But this is being threatened in a big way.  Yesterday we learned that enough moderates were blanching at the cost of the package to threaten its passage.  President Obama met with the ringleaders of this neo-Hooverist movement, Sens. Ben Nelson and Susan Collins, and talked them part of the way off the ledge.  They were planning up to $200 billion in cuts, but now have pared that down to closer to $100 billion.  And in exchange for meaningless tax cuts and stupid initiatives like tax breaks for home and auto buyers (reinflating the bubble at great danger to the economy), they want to screw the states:

Sens. Ben Nelson (D-NE) and Susan Collins (R-ME) have come up with a list of about $100 billion in programs they want slashed from the stimulus package, according to a working draft of a staff paper outlining the cuts.

Among the biggest cuts under discussion: $24.8 billion in state stabilization money for education, which was intended to plug existing budget holes; $15 billion in state incentive grants for education; and $1.4 billion for the National Science Foundation, which is wracked by a porn-viewership flap.
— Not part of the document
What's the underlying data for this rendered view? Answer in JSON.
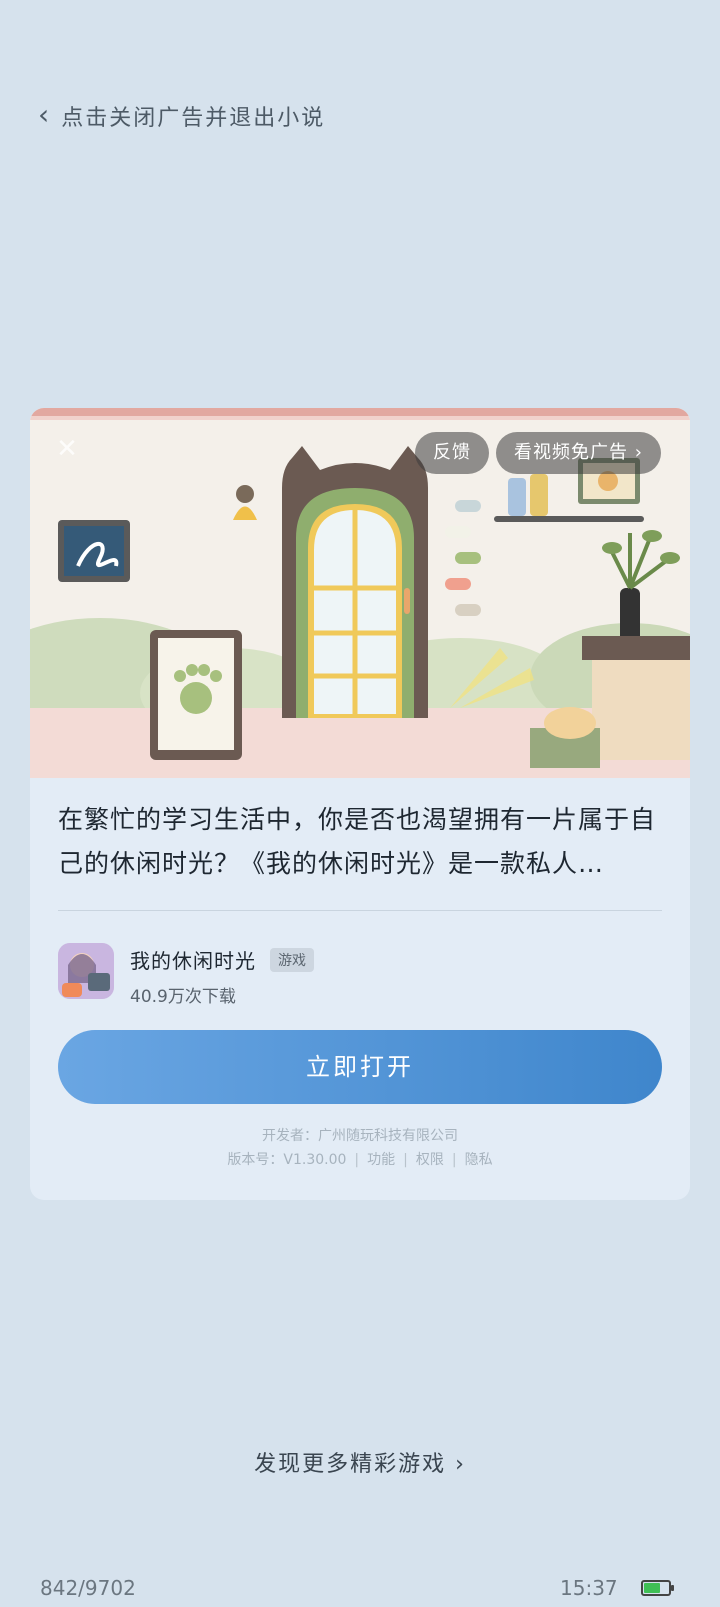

Pell Grants were the biggest program to survive the debate over cuts, with $13.9 billion staying intact.

Senate Democratic leaders are likely to bring this package up for a floor vote today, aiming to achieve a filibuster-proof margin in support of these cuts before pushing to pass the entire stimulus by day’s end. Hang onto your hats.
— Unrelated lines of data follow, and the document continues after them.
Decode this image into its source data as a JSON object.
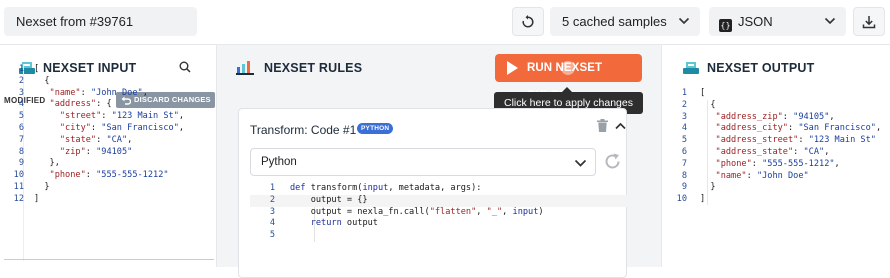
{
  "topbar": {
    "nexset_title": "Nexset from #39761",
    "samples_select": "5 cached samples",
    "format_select": "JSON",
    "format_icon_glyph": "{}"
  },
  "input_panel": {
    "title": "NEXSET INPUT",
    "status": "MODIFIED",
    "discard_label": "DISCARD CHANGES",
    "line_numbers": [
      "1",
      "2",
      "3",
      "4",
      "5",
      "6",
      "7",
      "8",
      "9",
      "10",
      "11",
      "12"
    ]
  },
  "rules_panel": {
    "title": "NEXSET RULES",
    "run_label": "RUN NEXSET RULES",
    "tooltip": "Click here to apply changes",
    "card_title": "Transform: Code #1",
    "card_badge": "PYTHON",
    "language": "Python",
    "line_numbers": [
      "1",
      "2",
      "3",
      "4",
      "5"
    ]
  },
  "output_panel": {
    "title": "NEXSET OUTPUT",
    "line_numbers": [
      "1",
      "2",
      "3",
      "4",
      "5",
      "6",
      "7",
      "8",
      "9",
      "10"
    ]
  },
  "colors": {
    "accent_orange": "#f26a3c",
    "badge_blue": "#3b6fd8",
    "json_key": "#9c1d1d",
    "json_string": "#1a3e9e"
  }
}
Ben Nelson is now backing away from this draft, and it’s no wonder.  This would cripple states like California facing bug budget deficits.  They didn’t want to release these cuts until now because states having to fire cops and firefighters and teachers is deeply unpopular.  But that’s what slashing the stabilization fund would do.  Given that budget money is fungible, that wouldn’t just affect education but practically everything that states do.

This is typical of an anti-democratic body like the Senate, where the relative power of a state with 400,000 residents like Wyoming and one with 38 million like California is the same.  California has a budget deficit bigger than the expenditures of 39 states and has all sorts of needs that could be filled by this package, creating hundreds of thousands of jobs and acting as a backbone for economic recovery.  But you have small-state neo-Hooverist idiots like Charles Grassley who think their job is to sink the economy, apparently:

The House bill, written by the committee chaired by Rep. Henry A. Waxman (D-Beverly Hills), gives considerably more money to states whose unemployment rates have increased significantly. That would put California, with a 9.3% jobless rate in December, in the top tier of recipients — along with New York, Florida and others.

The House “took an approach that recognizes that in the current recession, all states need some help, but some need more help than others,” Waxman said. “It is only fair that the hardest-hit states with high unemployment receive more assistance than those with low unemployment.”

But senators in some smaller states say the House provision would shortchange their constituents. “The legislation is biased to big states,” Sen. Charles E. Grassley (R-Iowa) argued.

That’s like saying the legislation is biased to people.

None of these people are explaining WHY the price tag has to shrink; it just does.  And if it needs to go down, there are useless, not-multiplier tax cuts for businesses and people that can afford new cars and homes that have little to no stimulative value.  They didn’t have to insert them in the first place.

It would be absolutely absurd to cut off states – who are not to blame for the financial meltdown, and who cannot deficit spend – in exchange for giving away more tax cuts, with the same failed philosophy that got us into this mess.  Now that these cuts are out in the open, there should be outrage.